Across all the entries below, how many lines contain the string "safebrowsing"? The number by itself is the answer.

..............................

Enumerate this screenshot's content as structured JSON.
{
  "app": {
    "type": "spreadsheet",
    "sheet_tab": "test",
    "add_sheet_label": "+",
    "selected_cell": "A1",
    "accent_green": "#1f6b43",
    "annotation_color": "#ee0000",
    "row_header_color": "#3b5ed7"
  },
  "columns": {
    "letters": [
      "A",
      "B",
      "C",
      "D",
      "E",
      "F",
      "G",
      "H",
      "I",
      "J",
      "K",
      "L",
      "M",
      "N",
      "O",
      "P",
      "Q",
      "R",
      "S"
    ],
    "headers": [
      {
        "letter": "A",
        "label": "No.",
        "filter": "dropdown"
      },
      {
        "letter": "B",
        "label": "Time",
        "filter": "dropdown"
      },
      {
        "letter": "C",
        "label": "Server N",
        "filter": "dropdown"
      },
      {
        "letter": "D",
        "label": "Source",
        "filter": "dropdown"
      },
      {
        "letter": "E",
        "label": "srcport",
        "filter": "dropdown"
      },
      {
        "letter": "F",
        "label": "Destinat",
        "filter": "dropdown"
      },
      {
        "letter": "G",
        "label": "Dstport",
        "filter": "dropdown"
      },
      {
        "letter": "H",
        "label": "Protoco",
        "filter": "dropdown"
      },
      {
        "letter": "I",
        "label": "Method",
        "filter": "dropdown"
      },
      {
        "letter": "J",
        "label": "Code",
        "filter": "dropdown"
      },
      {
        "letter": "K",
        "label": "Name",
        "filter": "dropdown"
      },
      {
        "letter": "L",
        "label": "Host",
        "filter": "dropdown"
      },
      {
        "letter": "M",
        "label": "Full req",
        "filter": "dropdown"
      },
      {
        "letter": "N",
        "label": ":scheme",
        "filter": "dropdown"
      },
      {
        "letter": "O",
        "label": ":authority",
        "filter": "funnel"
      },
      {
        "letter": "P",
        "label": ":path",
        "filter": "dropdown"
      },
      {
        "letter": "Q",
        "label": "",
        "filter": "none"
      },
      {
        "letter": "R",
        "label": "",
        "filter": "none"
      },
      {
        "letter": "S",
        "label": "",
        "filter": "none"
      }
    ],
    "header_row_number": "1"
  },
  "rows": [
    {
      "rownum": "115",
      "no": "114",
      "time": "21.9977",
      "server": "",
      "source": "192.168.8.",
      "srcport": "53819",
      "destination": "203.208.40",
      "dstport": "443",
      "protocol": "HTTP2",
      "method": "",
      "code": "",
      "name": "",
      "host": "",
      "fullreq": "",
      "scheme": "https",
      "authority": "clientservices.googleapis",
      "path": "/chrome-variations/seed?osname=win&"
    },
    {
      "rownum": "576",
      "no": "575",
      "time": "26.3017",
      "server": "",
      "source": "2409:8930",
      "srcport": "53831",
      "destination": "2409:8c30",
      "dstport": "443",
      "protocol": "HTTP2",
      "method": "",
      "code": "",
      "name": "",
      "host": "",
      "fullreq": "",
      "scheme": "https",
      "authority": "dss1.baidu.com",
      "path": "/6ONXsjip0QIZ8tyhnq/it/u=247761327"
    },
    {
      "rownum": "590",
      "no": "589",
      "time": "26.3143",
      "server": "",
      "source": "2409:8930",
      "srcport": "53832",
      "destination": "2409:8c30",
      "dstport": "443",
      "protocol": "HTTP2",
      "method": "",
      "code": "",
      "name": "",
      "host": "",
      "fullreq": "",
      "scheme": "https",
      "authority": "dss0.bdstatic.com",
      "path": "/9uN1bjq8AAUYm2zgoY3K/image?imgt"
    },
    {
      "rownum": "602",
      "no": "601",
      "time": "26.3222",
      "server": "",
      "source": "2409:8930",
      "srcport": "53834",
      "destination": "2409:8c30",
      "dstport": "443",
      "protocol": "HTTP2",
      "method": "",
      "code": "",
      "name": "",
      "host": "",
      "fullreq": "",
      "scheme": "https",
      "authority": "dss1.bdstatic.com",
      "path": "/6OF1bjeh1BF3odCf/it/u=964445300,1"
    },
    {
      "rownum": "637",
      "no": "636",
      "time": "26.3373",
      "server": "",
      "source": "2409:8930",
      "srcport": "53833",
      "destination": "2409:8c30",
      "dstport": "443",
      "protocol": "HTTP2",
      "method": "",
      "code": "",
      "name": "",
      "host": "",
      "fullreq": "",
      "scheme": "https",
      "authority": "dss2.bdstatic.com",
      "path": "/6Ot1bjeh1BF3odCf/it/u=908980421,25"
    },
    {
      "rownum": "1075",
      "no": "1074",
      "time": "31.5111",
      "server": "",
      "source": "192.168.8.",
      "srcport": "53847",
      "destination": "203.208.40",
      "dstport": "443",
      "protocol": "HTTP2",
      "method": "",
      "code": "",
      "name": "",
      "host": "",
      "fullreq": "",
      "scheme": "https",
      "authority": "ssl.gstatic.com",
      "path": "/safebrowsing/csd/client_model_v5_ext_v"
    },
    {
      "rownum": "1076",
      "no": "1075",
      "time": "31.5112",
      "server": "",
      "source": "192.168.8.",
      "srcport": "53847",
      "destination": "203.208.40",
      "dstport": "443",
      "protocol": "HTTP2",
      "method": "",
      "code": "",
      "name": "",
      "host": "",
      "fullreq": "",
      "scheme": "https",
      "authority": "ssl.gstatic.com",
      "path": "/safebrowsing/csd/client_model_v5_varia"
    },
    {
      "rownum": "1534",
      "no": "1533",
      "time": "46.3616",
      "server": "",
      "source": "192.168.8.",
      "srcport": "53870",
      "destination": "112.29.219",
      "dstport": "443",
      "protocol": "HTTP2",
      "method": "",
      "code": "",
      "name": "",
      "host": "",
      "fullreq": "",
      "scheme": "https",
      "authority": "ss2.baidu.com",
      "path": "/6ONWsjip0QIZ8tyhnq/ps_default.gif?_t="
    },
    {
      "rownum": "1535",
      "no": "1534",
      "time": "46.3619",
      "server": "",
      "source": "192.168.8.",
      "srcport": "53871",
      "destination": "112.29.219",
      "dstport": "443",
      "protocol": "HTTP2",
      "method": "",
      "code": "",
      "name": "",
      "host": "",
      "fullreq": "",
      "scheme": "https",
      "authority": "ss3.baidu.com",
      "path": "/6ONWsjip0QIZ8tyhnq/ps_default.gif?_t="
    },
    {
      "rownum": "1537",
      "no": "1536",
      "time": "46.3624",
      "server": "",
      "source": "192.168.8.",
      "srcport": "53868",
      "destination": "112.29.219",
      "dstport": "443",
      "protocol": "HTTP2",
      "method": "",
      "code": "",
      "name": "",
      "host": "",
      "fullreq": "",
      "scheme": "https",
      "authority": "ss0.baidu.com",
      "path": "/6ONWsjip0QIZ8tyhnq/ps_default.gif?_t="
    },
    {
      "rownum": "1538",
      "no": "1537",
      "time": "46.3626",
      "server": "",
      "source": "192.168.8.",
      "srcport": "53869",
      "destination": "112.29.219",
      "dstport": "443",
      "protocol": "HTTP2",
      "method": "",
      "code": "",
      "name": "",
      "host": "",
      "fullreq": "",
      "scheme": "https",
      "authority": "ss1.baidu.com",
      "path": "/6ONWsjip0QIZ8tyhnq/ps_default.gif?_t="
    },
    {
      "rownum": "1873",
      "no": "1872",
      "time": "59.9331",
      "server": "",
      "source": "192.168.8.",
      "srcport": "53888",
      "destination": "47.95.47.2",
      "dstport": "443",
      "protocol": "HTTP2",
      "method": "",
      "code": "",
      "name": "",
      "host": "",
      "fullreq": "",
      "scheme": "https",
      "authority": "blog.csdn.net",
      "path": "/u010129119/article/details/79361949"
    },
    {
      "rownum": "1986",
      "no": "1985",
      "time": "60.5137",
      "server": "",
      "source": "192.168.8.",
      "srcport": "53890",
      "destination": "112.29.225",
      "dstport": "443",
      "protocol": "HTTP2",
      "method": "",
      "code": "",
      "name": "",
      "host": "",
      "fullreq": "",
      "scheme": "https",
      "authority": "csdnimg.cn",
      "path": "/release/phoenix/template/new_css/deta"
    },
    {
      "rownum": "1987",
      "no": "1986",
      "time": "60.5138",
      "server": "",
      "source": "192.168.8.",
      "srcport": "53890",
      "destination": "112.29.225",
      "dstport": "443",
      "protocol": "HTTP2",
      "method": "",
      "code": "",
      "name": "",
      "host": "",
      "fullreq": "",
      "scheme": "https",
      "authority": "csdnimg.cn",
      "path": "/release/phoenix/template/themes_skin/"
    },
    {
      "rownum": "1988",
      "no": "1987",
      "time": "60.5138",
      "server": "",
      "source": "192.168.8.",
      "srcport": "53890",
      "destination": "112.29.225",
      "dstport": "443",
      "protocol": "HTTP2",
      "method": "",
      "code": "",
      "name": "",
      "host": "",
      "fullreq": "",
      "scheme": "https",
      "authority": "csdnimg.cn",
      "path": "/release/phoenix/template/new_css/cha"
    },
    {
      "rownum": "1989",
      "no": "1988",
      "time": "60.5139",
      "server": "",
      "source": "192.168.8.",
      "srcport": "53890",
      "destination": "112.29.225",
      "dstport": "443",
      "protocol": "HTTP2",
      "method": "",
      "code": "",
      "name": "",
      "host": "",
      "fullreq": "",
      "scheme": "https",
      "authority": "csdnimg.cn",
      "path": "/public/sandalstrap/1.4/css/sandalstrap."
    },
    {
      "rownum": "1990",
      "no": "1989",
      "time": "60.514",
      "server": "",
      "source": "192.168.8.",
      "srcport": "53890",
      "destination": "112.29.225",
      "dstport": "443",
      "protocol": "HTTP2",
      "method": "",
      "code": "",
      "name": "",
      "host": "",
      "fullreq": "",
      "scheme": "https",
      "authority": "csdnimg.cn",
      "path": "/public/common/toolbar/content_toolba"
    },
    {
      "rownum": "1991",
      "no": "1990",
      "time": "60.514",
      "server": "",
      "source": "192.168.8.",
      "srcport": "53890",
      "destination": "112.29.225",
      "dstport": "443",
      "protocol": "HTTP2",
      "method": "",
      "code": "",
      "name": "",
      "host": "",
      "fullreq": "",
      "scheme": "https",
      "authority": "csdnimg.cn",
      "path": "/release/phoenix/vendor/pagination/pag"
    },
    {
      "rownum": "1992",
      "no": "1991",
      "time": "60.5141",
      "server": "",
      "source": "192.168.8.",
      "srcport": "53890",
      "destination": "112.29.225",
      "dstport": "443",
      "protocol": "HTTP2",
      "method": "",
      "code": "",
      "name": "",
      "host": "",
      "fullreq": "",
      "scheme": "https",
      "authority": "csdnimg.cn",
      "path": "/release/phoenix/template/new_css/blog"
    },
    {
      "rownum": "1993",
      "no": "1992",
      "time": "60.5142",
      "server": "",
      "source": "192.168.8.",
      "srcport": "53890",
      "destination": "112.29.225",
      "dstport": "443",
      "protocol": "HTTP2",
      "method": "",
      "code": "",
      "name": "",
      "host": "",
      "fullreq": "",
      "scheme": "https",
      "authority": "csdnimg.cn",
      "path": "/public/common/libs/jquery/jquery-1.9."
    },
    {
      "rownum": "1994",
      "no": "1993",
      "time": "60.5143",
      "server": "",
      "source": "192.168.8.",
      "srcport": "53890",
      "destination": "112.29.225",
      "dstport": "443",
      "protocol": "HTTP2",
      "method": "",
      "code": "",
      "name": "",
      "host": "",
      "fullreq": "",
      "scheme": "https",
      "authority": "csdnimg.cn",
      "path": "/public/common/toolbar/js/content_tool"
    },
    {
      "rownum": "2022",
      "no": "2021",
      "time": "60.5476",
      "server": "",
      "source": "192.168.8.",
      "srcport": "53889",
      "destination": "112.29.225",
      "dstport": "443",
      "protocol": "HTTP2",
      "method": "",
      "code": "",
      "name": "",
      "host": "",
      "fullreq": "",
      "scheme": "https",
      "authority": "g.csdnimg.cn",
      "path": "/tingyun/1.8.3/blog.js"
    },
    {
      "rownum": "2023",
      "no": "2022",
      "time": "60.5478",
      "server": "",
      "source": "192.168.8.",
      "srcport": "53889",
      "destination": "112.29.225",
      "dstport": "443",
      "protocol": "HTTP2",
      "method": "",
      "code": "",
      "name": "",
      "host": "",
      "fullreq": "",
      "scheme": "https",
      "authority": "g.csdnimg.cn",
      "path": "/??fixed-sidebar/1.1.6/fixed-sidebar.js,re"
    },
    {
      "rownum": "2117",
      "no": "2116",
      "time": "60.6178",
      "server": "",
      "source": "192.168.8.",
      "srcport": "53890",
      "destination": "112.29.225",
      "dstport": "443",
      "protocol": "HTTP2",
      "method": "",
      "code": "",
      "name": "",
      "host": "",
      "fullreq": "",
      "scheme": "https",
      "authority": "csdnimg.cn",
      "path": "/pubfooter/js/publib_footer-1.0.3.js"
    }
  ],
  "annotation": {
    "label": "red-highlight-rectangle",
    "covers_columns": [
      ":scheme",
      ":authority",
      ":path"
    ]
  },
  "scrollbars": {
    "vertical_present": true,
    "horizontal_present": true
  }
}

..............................

=== YOUR RESPONSE ===
2